EXERCISE PROMPT. Work out how many lines below hold the string "文本连接" and state only that figure.

INPUT START

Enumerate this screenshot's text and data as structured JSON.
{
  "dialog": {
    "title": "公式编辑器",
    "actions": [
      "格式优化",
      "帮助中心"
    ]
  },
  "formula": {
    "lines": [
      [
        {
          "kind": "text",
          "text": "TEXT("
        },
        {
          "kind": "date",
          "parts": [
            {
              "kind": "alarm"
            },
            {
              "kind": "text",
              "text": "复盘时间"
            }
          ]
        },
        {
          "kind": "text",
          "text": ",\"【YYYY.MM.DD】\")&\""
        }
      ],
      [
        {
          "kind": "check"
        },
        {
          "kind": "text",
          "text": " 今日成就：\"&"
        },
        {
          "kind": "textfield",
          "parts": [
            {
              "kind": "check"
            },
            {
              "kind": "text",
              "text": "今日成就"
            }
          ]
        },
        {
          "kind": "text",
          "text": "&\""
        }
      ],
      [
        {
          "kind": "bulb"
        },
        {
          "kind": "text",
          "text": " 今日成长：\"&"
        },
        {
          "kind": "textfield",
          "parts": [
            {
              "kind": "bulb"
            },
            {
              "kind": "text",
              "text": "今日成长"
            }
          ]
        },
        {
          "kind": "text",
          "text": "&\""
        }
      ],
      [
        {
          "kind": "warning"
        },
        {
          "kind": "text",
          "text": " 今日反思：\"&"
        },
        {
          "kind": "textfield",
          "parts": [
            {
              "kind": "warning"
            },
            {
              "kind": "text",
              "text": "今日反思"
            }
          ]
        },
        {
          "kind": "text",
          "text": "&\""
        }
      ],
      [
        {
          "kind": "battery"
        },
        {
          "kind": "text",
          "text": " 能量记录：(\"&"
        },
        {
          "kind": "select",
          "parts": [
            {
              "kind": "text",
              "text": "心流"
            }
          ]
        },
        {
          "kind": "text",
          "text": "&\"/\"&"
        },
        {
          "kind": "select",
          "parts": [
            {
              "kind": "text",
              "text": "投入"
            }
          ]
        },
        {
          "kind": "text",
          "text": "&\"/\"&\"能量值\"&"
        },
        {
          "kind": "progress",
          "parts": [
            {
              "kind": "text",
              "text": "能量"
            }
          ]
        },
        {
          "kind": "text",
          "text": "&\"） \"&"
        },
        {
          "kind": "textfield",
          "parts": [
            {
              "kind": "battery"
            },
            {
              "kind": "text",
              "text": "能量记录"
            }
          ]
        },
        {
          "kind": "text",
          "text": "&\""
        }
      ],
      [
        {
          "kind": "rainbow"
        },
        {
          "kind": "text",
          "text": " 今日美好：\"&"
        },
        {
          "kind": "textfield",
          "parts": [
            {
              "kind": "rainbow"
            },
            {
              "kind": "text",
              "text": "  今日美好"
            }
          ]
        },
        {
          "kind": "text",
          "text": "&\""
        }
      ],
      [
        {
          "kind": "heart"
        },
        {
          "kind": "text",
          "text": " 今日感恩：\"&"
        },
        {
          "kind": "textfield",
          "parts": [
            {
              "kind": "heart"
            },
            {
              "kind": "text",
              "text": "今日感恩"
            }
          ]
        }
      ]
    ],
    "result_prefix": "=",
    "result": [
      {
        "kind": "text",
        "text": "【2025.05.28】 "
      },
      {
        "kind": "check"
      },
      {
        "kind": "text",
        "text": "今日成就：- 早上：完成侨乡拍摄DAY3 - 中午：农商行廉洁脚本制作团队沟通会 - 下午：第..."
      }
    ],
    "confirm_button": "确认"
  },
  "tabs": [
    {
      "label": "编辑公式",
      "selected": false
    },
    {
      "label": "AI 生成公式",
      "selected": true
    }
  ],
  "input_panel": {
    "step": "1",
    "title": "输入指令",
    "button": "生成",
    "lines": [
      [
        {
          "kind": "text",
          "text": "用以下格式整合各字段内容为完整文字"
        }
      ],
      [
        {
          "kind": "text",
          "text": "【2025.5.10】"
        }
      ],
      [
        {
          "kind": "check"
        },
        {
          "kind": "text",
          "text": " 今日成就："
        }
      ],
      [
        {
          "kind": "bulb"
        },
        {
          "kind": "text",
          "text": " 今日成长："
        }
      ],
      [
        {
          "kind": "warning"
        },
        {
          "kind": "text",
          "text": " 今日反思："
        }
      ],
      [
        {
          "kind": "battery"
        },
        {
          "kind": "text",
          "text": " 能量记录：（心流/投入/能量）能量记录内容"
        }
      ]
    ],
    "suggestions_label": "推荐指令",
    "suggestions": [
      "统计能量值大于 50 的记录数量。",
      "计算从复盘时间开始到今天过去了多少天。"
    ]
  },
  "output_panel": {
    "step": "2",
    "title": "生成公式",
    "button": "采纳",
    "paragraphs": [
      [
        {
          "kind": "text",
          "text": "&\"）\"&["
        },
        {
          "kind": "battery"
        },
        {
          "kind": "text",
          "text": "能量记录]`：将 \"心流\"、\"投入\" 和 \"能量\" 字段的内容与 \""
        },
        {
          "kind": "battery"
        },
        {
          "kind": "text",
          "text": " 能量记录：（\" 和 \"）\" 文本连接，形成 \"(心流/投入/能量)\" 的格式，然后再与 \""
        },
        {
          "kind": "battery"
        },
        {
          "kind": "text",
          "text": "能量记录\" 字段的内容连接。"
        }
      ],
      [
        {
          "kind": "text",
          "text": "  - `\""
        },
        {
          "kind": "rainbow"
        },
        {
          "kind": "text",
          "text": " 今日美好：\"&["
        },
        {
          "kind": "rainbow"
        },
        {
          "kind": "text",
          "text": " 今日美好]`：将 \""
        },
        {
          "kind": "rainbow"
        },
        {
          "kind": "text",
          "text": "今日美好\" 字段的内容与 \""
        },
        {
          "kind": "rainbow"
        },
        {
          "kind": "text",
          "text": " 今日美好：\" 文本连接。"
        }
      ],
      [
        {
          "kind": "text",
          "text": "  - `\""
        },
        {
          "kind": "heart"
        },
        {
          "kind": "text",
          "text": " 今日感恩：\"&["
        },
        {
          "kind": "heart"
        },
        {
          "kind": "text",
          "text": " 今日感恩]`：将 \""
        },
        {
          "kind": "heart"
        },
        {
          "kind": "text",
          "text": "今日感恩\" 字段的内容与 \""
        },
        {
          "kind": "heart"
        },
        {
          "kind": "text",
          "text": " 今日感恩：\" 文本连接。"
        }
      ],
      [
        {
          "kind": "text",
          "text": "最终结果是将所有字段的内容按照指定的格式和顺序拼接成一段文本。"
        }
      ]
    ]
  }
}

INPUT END

ANSWER BELOW. 3